    If your credit score is too low and your local banks, credit unions, and peer to peer lending companies have all rejected your loan application, you may have to resort to a finance company for a loan. A finance company will be willing to take on more risks but will usually charge a higher interest rate on your consolidation loan.


What to do once you receive the money

Once you're approved for a loan and receive the money, the final step is paying off your existing loans and credit card balances. It is key that you do not start accumulating debt again on your credit cards, otherwise your debt problem will get worse rather than better. If you continue to use your credit cards, make sure you pay the full amount of your balance every month.

Consolidating with a credit card balance transfer

Another option for consolidating your debt is using credit card offers. You might receive these in the mail or you can find and compare the best balance transfer offers searching online. Many credit card companies will offer a 0% rate on the balance transfer for an introductory period (typically between 6 and 18 months), after which the rate goes back up to the non-promotional standard APR (typically a variable rate between 11% and 23% ). For details and tips on this consolidation option, see Credit card balance transfer

Consolidating through a Debt Management Program (DMP)

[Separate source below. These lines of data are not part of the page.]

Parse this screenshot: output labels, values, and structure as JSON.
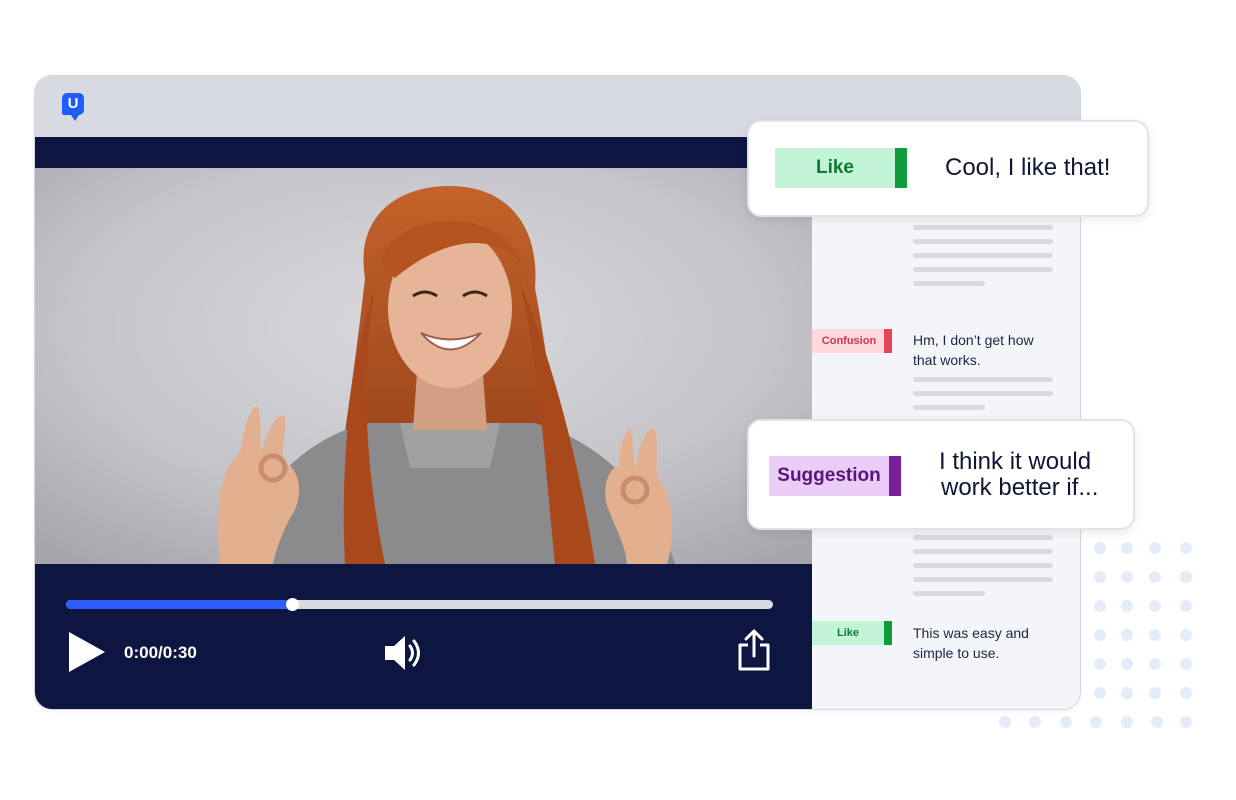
{
  "app": {
    "logo_letter": "U"
  },
  "player": {
    "time_display": "0:00/0:30",
    "progress": 0.32,
    "play_label": "Play",
    "volume_label": "Volume",
    "share_label": "Share"
  },
  "transcript": {
    "entries": [
      {
        "tag": "Confusion",
        "text_line1": "Hm, I don’t get how",
        "text_line2": "that works."
      },
      {
        "tag": "Like",
        "text_line1": "This was easy and",
        "text_line2": "simple to use."
      }
    ]
  },
  "cards": [
    {
      "tag": "Like",
      "text_line1": "Cool, I like that!"
    },
    {
      "tag": "Suggestion",
      "text_line1": "I think it would",
      "text_line2": "work better if..."
    }
  ],
  "colors": {
    "accent": "#2f5cff",
    "player_bg": "#0d1641",
    "like_tag_bg": "#c2f5d8",
    "like_tag_bar": "#119b3a",
    "like_text": "#0f7a33",
    "confusion_tag_bg": "#fbd9dd",
    "confusion_tag_bar": "#e3455c",
    "confusion_text": "#d2344a",
    "suggestion_tag_bg": "#e9cdf6",
    "suggestion_tag_bar": "#7a1f9a",
    "suggestion_text": "#5b1478"
  }
}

A debt management program (DMP) is a repayment plan offered by Credit Counseling agencies. In exchange of a service fee, they will consult with you and review your financial situation (assets, liabilities, income, and spending habits), negotiate better terms with your creditors and work out a debt repayment plan. You will make a single monthly payment to the agency, which in turn will pay each of your creditors. There are reputable and not so reputable companies in this field, so be sure do read our Credit Counseling section.

How NOT to consolidate your debt

  • Debt settlement is not a consolidation option, even if it is often presented as such. The term "debt consolidation" is sometimes used by debt settlement companies to advertise their services, causing confusion and possibly misleading consumers on what's really being offered to them. Debt settlement is really another debt relief option, an alternative to debt consolidation. Learn about the difference between debt consolidation and debt settlement so you can make an informed decision.
  • Don't consolidate your debt with a payday loan - these are short term loans (to be paid back at your next paycheck) and come with extremely high interest rates and fees. For these reasons, they can't be considered as a debt consolidation option.
  • Don't consolidate your debt with a car title loan. Not because of the repossession risk (only 10% of people end up loosing their car), but because these loans charge horrendously high interest rates (250% ore more) and fees. Similarly to payday loans, car title loans are meant for short term (typically 30 days at most) emergency situations.
  • Consolidating with a higher interest loan
    If the loan you will use for consolidation has a higher interest than the interest you are paying on your current debt, it will not achieve one of the objectives of debt consolidation, which is to save on total interest costs. Only consider a higher interest loan when the lower monthly payment required on the loan (as a result of a longer repayment period) will allow you to not miss payments, as you would be forced to do otherwise, without consolidating.